4. Bandini to Stearns, Jan. 13, 1848,* Ibid.
5. Bandini to Stearns, Feb. 27, 1853,* Ibid.
6. Johnston to Stearns, June 7, 1853, Ibid.
7. Statement of Account, Jan. 28, 1856, Box 74, Ibid.
8. Bandini to Juez., Oct. 16, 1845,* Box 89, Ibid.
9. Expediente for Rancho Guadalupe, Nov. 12, 1845, copy in Box 89, Ibid. Original document in the National Archives, Washington, D. C.
10. Gastelum to Bandini, Dec. 18, 1845, Box 89, Ibid.
11. Bandini to Juez., Feb. 20, 1846, Gaffey Coll., Library, UCLA, Los Angeles, Calif.
12. Bandini to Stearns, May 29, 1846,* Stearns MSS.
13. Bandini to Stearns, June 7, 1847,* Ibid.
14. San Diego County, Deed Book 0 (translations), p. 326.
15. Johnson to Stearns, May 26, 1851, Stearns MSS.
16. Bandini to Stearns, Jan. 21, 1852,* Ibid.
17. Bandini to Stearns, Aug. 8, 1852,* Ibid.
18. Bandini to Stearns, June 17, 1856,* Ibid.

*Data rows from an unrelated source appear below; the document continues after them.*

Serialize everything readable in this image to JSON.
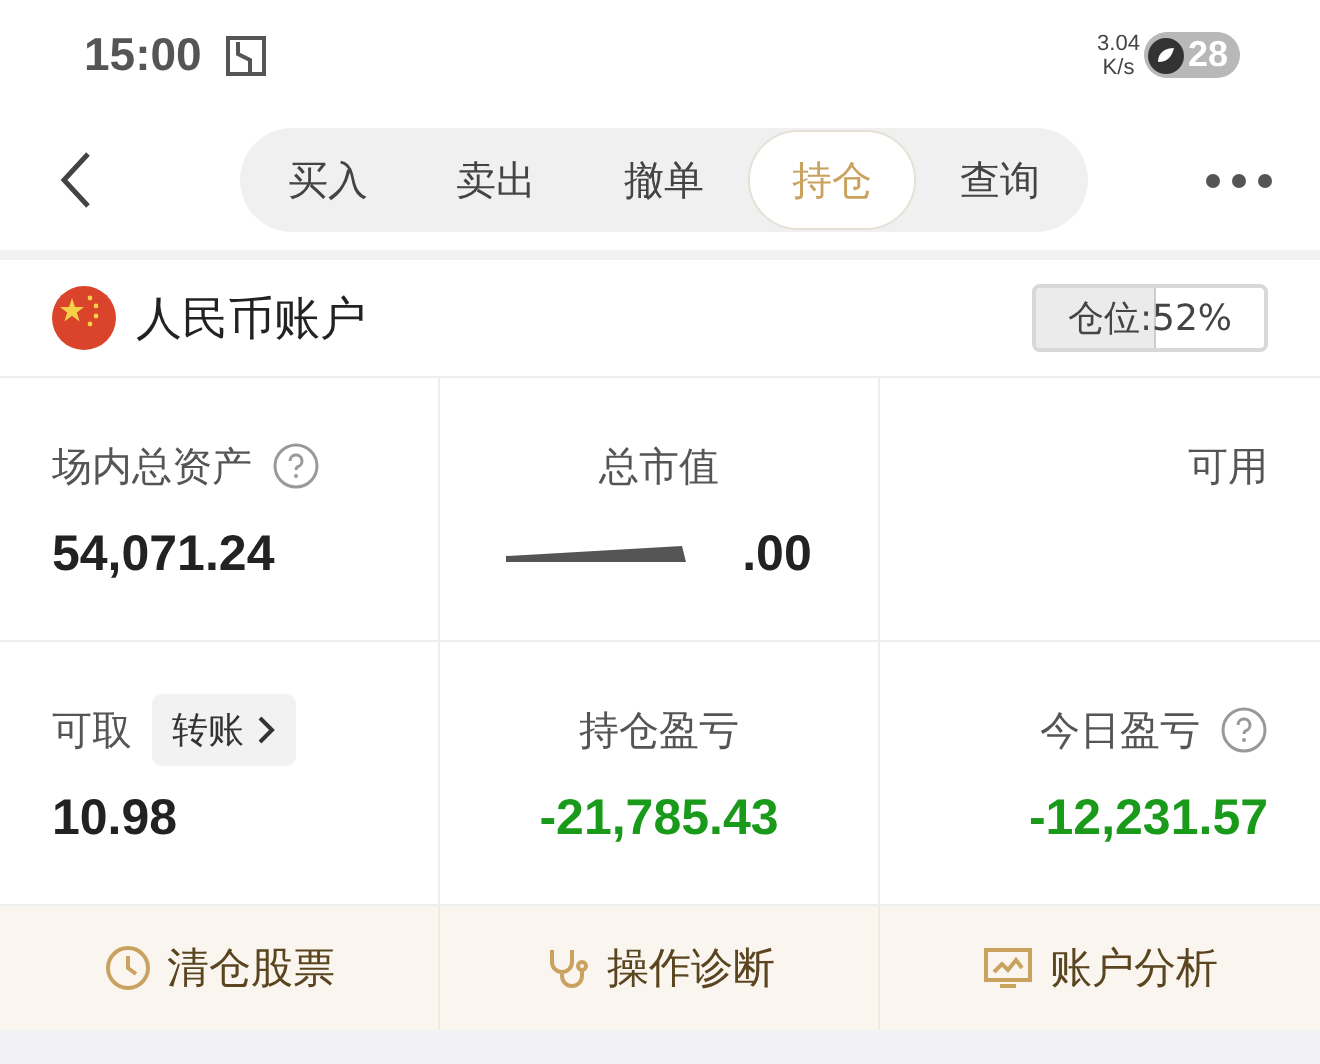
{
  "status_bar": {
    "time": "15:00",
    "speed_value": "3.04",
    "speed_unit": "K/s",
    "battery": "28"
  },
  "tabs": [
    {
      "label": "买入",
      "selected": false
    },
    {
      "label": "卖出",
      "selected": false
    },
    {
      "label": "撤单",
      "selected": false
    },
    {
      "label": "持仓",
      "selected": true
    },
    {
      "label": "查询",
      "selected": false
    }
  ],
  "account": {
    "name": "人民币账户",
    "position_label": "仓位:52%",
    "level": 0.52
  },
  "cells": [
    {
      "label": "场内总资产",
      "help": true,
      "value": "54,071.24",
      "kind": "plain"
    },
    {
      "label": "总市值",
      "value": ".00",
      "redacted": true,
      "kind": "plain"
    },
    {
      "label": "可用"
    },
    {
      "label": "可取",
      "action": "转账",
      "value": "10.98",
      "kind": "plain"
    },
    {
      "label": "持仓盈亏",
      "value": "-21,785.43",
      "kind": "loss"
    },
    {
      "label": "今日盈亏",
      "help": true,
      "value": "-12,231.57",
      "kind": "loss"
    }
  ],
  "actions": [
    {
      "label": "清仓股票",
      "kind": "clock"
    },
    {
      "label": "操作诊断",
      "kind": "stethoscope"
    },
    {
      "label": "账户分析",
      "kind": "monitor"
    }
  ]
}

19. Bandini to Stearns, June 17, 1856,* Ibid.
20. Bandini to Castro, Dec. 1, 1856,* copy, Ibid.
21. Bandini to Stearns, June 17, 1858,* Ibid.
22. Los Angeles County, District Court Case 646, Ten Broeck vs Allanson and Bandini.
23. Stearns to Bandini, July 20, 1858, Stearns MSS.
24. Bandini to Stearns, July 27, 1858, copy in Beattie MSS, Huntington Library.
25. Bandini to Stearns, Aug. 11, 1858,* Stearns MSS.
26. Bandini to Stearns, Oct. 25, 1858,* Ibid.
27. Stearns to Bandini, April 22, 1859, Ibid.
28. Bandini to Stearns, Aug. 19, 1859, copy in Gaffey Coll., Library, UCLA.
29. San Bernardino County, Deed Book D, p. 436.
30. Los Angeles County, Book 3 Marks and Brands, p. 129.
31. San Diego County, Deed Book 1, p. 335.
32. Arnavar to Bandini, October 7, 1859. This letter is in the possession of Margaret Gaffey Mel, great-granddaughter of Juan Bandini.
33. Brinley to Couts, Nov. 5, 1859, Couts MSS.
34. Los Angeles Times, Sept. 24, 1944. Picture and story concerning the top half of the original gravestone. A publisher named Harry Iles had bought the piece of broken marble to use in his print shop next to the old Los Angeles Times building. In the dynamiting of 1910 the tombstone was the only thing that survived the destruction of Iles’ shop.
35. Los Angeles County, Probate 152, Juan Bandini. Translation of the will is by Thomas Workman Temple II, San Gabriel.
37. Calvary Cemetery, Los Angeles, Calif. Old office records indicate that in 1902 all remains of those of the family who had been buried in the old Catholic Cemetery on North Broadway were removed to the New Calvary Cemetery to Sec. F. A large vault was later constructed and the remains of twelve of the family (among which are Juan Bandini, Dona Refugio, Abel Stearns, Arcadia Stearns de Baker and Robert Baker) are now interred there.
Note: * Those items thus marked were translated by Thomas Workman Temple II, San Gabriel.
Katherine Wagner, lives in Sierra Madre, California. She is greatly interested in California history, particularly the Los Angeles and San Diego areas.